The open-top bus parade in Argentina ended in pandemonium, with one fan killed, police attacked by missile-throwing hooligans, and a five-year-old in a coma.

La Albiceleste overcame France on penalties to win their first World Cup since 1986. They then returned home early the next morning before hitting the streets in an open-top bus to show off the trophy to delighted onlookers.

More than five million people are believed to have flocked to the streets of Buenos Aires to see the victorious team. But chaos immediately followed, forcing the team to abandon their bus and fly the rest of the way in helicopters.

According to Buenos Aires police, one individual died that night after falling from a great height while jumping on a roof. A 24-year-old man died after being taken to Fernandez Hospital with a head injury, according to the Ministry of Health.

According to police, he was celebrating the World Cup victory when a plate collapsed and he fell to the ground. A five-year-old kid is also in a coma following a significant head injury sustained in an incident in Plaza San Martin.According to local sources, a piece of marble fell from a monument during the celebrations and struck the toddler. Following the incident, the five-year-old is now in intensive care.

Police were also attacked by hooligans throwing projectiles, forcing cops to take cover. As firefighters sought to reach admirers who had climbed to the top of the 235-foot-high Obelisk monument, a group of officers was observed sheltering behind their shields.

Young males were also spotted pelting police with bottles and stones, with an estimated three million people congregating around the base of the Obelisk alone. According to initial reports, 13 people were arrested during the celebrations, and eight officers were hurt.

Both figures are expected to grow throughout Wednesday as the aftermath of Tuesday’s mayhem becomes obvious. After two supporters attempted to leap inside their bus, the group was forced to leave their march.

One man successfully leapt on, but another plunged headfirst to the ground after colliding with the back of the bus. The squad was instead transferred to Argentine Navy helicopters and flown the rest of the way back to the Argentine Football Association headquarters in Ezeiza.

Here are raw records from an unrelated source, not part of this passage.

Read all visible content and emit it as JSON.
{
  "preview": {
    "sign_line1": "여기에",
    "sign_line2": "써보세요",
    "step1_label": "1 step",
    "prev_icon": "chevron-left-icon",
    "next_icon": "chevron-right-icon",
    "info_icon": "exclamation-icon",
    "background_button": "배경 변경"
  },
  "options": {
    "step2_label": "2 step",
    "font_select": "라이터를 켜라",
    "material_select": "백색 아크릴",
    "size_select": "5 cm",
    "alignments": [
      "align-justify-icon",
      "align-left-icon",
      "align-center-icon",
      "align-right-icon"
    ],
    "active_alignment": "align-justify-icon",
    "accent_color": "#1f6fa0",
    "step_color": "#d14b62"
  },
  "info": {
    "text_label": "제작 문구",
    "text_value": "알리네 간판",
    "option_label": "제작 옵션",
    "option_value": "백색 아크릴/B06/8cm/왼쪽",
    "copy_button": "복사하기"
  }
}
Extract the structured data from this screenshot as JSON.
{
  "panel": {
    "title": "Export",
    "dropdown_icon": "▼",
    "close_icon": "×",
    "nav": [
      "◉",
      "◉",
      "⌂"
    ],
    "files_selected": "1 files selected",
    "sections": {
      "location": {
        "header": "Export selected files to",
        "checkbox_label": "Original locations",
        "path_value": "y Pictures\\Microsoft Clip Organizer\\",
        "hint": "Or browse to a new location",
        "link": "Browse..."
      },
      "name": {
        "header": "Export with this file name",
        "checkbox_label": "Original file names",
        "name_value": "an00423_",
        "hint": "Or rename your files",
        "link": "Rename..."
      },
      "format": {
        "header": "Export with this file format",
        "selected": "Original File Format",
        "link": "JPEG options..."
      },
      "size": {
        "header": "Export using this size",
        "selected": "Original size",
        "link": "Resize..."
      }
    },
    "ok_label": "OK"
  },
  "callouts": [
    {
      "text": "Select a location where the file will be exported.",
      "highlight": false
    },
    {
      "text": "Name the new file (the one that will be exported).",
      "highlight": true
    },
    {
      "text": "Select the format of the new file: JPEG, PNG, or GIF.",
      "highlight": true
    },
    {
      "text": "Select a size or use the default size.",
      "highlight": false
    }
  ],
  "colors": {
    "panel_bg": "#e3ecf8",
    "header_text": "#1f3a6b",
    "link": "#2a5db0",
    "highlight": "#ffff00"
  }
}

Foreign journalists also experienced considerable difficulties when broadcasting live stories back to their studios. Matthias Ebert, a South American correspondent for Germany’s ARD, was pulled into the air and tossed around with a replica World Cup on his head.

He was then plastered in foam, leaving him appearing like a snowman, but he continued to speak from his microphone over the roaring spectators. As the Argentines applauded, “hell was unleashed,” according to Ebert.
“Hell is breaking loose here. Since the early hours of the morning, everyone has been waiting for the team. There is a great sense of accomplishment and pride. “They certainly want to show Germany that they won,” he said.

CNN’s Stefano Pozzebon was also drenched in foam, and some supporters became hostile towards the reporter. Pozzebon had to push one man away when he tried to take his microphone.